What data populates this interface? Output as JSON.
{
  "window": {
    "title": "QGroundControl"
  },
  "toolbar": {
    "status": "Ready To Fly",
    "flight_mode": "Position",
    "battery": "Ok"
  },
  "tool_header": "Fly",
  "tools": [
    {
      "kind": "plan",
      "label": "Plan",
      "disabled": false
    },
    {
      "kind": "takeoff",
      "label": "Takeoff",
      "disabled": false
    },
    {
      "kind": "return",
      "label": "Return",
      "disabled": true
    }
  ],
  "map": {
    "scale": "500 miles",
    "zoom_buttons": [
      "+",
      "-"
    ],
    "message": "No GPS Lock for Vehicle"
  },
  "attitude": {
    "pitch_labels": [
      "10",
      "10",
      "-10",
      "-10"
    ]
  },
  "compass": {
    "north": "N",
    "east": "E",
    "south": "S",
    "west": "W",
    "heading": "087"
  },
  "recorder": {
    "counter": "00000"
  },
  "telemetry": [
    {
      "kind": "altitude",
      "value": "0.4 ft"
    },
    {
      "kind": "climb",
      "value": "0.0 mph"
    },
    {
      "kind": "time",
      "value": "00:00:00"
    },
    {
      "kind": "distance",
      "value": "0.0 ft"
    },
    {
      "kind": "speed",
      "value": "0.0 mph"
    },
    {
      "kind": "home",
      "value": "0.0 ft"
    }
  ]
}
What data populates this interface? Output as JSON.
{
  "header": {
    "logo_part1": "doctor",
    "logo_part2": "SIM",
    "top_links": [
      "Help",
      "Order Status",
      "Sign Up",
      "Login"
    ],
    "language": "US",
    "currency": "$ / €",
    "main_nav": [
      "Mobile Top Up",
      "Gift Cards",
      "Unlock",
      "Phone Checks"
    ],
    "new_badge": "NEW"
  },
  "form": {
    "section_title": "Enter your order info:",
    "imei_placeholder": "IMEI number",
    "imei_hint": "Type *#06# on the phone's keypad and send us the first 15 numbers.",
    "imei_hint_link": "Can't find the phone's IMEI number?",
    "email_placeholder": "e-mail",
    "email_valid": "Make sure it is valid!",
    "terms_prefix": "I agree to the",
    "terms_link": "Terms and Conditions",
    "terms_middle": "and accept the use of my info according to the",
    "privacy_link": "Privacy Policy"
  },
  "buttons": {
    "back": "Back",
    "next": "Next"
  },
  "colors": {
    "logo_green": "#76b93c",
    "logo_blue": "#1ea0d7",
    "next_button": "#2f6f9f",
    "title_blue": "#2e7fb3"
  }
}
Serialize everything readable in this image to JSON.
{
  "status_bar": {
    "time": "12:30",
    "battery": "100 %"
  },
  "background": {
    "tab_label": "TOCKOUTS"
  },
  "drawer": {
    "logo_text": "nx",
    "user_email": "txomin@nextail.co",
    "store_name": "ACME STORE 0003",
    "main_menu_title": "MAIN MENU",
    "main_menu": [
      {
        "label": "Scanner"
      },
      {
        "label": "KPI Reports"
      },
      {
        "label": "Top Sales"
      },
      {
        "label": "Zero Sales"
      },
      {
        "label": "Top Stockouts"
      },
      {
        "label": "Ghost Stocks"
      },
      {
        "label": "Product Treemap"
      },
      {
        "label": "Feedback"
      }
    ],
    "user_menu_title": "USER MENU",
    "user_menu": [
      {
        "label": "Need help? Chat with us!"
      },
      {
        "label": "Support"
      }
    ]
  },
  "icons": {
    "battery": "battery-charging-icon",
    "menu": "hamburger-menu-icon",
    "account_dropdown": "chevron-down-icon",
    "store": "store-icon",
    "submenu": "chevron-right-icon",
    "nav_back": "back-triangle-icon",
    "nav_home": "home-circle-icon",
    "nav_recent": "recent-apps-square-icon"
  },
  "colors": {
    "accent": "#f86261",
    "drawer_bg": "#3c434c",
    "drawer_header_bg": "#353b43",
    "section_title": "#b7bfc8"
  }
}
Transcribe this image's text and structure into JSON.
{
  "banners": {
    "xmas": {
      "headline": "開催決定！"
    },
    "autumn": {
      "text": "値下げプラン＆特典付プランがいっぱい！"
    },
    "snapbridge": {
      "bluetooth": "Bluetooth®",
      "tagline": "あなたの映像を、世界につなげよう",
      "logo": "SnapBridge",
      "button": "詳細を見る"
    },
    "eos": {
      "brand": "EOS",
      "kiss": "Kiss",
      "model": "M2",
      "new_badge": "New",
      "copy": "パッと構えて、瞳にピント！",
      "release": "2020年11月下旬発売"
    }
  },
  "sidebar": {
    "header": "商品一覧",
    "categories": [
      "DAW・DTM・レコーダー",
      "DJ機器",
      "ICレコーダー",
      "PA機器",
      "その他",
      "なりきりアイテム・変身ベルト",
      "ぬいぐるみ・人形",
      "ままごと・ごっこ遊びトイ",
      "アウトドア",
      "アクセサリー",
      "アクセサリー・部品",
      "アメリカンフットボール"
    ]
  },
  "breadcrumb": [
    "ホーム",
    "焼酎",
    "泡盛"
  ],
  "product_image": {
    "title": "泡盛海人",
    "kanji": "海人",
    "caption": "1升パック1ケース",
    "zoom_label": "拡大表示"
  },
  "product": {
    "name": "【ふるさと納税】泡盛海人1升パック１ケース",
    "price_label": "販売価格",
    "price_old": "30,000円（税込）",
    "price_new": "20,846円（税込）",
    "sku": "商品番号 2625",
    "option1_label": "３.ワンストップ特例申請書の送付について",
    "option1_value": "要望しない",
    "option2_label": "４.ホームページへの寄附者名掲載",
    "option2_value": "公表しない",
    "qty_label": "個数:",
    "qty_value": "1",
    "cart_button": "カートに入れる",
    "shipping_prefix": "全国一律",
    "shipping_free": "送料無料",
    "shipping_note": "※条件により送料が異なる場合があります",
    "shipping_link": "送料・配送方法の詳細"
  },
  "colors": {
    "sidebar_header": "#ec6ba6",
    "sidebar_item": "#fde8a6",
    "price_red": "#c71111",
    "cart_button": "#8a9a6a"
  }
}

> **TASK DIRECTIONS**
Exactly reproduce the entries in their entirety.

> **ANSWER FOR THE TASK**
What data populates this interface? Output as JSON.
{
  "window": {
    "title": "QGroundControl"
  },
  "toolbar": {
    "status": "Ready To Fly",
    "flight_mode": "Position",
    "battery": "Ok"
  },
  "tool_header": "Fly",
  "tools": [
    {
      "kind": "plan",
      "label": "Plan",
      "disabled": false
    },
    {
      "kind": "takeoff",
      "label": "Takeoff",
      "disabled": false
    },
    {
      "kind": "return",
      "label": "Return",
      "disabled": true
    }
  ],
  "map": {
    "scale": "500 miles",
    "zoom_buttons": [
      "+",
      "-"
    ],
    "message": "No GPS Lock for Vehicle"
  },
  "attitude": {
    "pitch_labels": [
      "10",
      "10",
      "-10",
      "-10"
    ]
  },
  "compass": {
    "north": "N",
    "east": "E",
    "south": "S",
    "west": "W",
    "heading": "087"
  },
  "recorder": {
    "counter": "00000"
  },
  "telemetry": [
    {
      "kind": "altitude",
      "value": "0.4 ft"
    },
    {
      "kind": "climb",
      "value": "0.0 mph"
    },
    {
      "kind": "time",
      "value": "00:00:00"
    },
    {
      "kind": "distance",
      "value": "0.0 ft"
    },
    {
      "kind": "speed",
      "value": "0.0 mph"
    },
    {
      "kind": "home",
      "value": "0.0 ft"
    }
  ]
}
What data populates this interface? Output as JSON.
{
  "header": {
    "logo_part1": "doctor",
    "logo_part2": "SIM",
    "top_links": [
      "Help",
      "Order Status",
      "Sign Up",
      "Login"
    ],
    "language": "US",
    "currency": "$ / €",
    "main_nav": [
      "Mobile Top Up",
      "Gift Cards",
      "Unlock",
      "Phone Checks"
    ],
    "new_badge": "NEW"
  },
  "form": {
    "section_title": "Enter your order info:",
    "imei_placeholder": "IMEI number",
    "imei_hint": "Type *#06# on the phone's keypad and send us the first 15 numbers.",
    "imei_hint_link": "Can't find the phone's IMEI number?",
    "email_placeholder": "e-mail",
    "email_valid": "Make sure it is valid!",
    "terms_prefix": "I agree to the",
    "terms_link": "Terms and Conditions",
    "terms_middle": "and accept the use of my info according to the",
    "privacy_link": "Privacy Policy"
  },
  "buttons": {
    "back": "Back",
    "next": "Next"
  },
  "colors": {
    "logo_green": "#76b93c",
    "logo_blue": "#1ea0d7",
    "next_button": "#2f6f9f",
    "title_blue": "#2e7fb3"
  }
}
Serialize everything readable in this image to JSON.
{
  "status_bar": {
    "time": "12:30",
    "battery": "100 %"
  },
  "background": {
    "tab_label": "TOCKOUTS"
  },
  "drawer": {
    "logo_text": "nx",
    "user_email": "txomin@nextail.co",
    "store_name": "ACME STORE 0003",
    "main_menu_title": "MAIN MENU",
    "main_menu": [
      {
        "label": "Scanner"
      },
      {
        "label": "KPI Reports"
      },
      {
        "label": "Top Sales"
      },
      {
        "label": "Zero Sales"
      },
      {
        "label": "Top Stockouts"
      },
      {
        "label": "Ghost Stocks"
      },
      {
        "label": "Product Treemap"
      },
      {
        "label": "Feedback"
      }
    ],
    "user_menu_title": "USER MENU",
    "user_menu": [
      {
        "label": "Need help? Chat with us!"
      },
      {
        "label": "Support"
      }
    ]
  },
  "icons": {
    "battery": "battery-charging-icon",
    "menu": "hamburger-menu-icon",
    "account_dropdown": "chevron-down-icon",
    "store": "store-icon",
    "submenu": "chevron-right-icon",
    "nav_back": "back-triangle-icon",
    "nav_home": "home-circle-icon",
    "nav_recent": "recent-apps-square-icon"
  },
  "colors": {
    "accent": "#f86261",
    "drawer_bg": "#3c434c",
    "drawer_header_bg": "#353b43",
    "section_title": "#b7bfc8"
  }
}
Transcribe this image's text and structure into JSON.
{
  "banners": {
    "xmas": {
      "headline": "開催決定！"
    },
    "autumn": {
      "text": "値下げプラン＆特典付プランがいっぱい！"
    },
    "snapbridge": {
      "bluetooth": "Bluetooth®",
      "tagline": "あなたの映像を、世界につなげよう",
      "logo": "SnapBridge",
      "button": "詳細を見る"
    },
    "eos": {
      "brand": "EOS",
      "kiss": "Kiss",
      "model": "M2",
      "new_badge": "New",
      "copy": "パッと構えて、瞳にピント！",
      "release": "2020年11月下旬発売"
    }
  },
  "sidebar": {
    "header": "商品一覧",
    "categories": [
      "DAW・DTM・レコーダー",
      "DJ機器",
      "ICレコーダー",
      "PA機器",
      "その他",
      "なりきりアイテム・変身ベルト",
      "ぬいぐるみ・人形",
      "ままごと・ごっこ遊びトイ",
      "アウトドア",
      "アクセサリー",
      "アクセサリー・部品",
      "アメリカンフットボール"
    ]
  },
  "breadcrumb": [
    "ホーム",
    "焼酎",
    "泡盛"
  ],
  "product_image": {
    "title": "泡盛海人",
    "kanji": "海人",
    "caption": "1升パック1ケース",
    "zoom_label": "拡大表示"
  },
  "product": {
    "name": "【ふるさと納税】泡盛海人1升パック１ケース",
    "price_label": "販売価格",
    "price_old": "30,000円（税込）",
    "price_new": "20,846円（税込）",
    "sku": "商品番号 2625",
    "option1_label": "３.ワンストップ特例申請書の送付について",
    "option1_value": "要望しない",
    "option2_label": "４.ホームページへの寄附者名掲載",
    "option2_value": "公表しない",
    "qty_label": "個数:",
    "qty_value": "1",
    "cart_button": "カートに入れる",
    "shipping_prefix": "全国一律",
    "shipping_free": "送料無料",
    "shipping_note": "※条件により送料が異なる場合があります",
    "shipping_link": "送料・配送方法の詳細"
  },
  "colors": {
    "sidebar_header": "#ec6ba6",
    "sidebar_item": "#fde8a6",
    "price_red": "#c71111",
    "cart_button": "#8a9a6a"
  }
}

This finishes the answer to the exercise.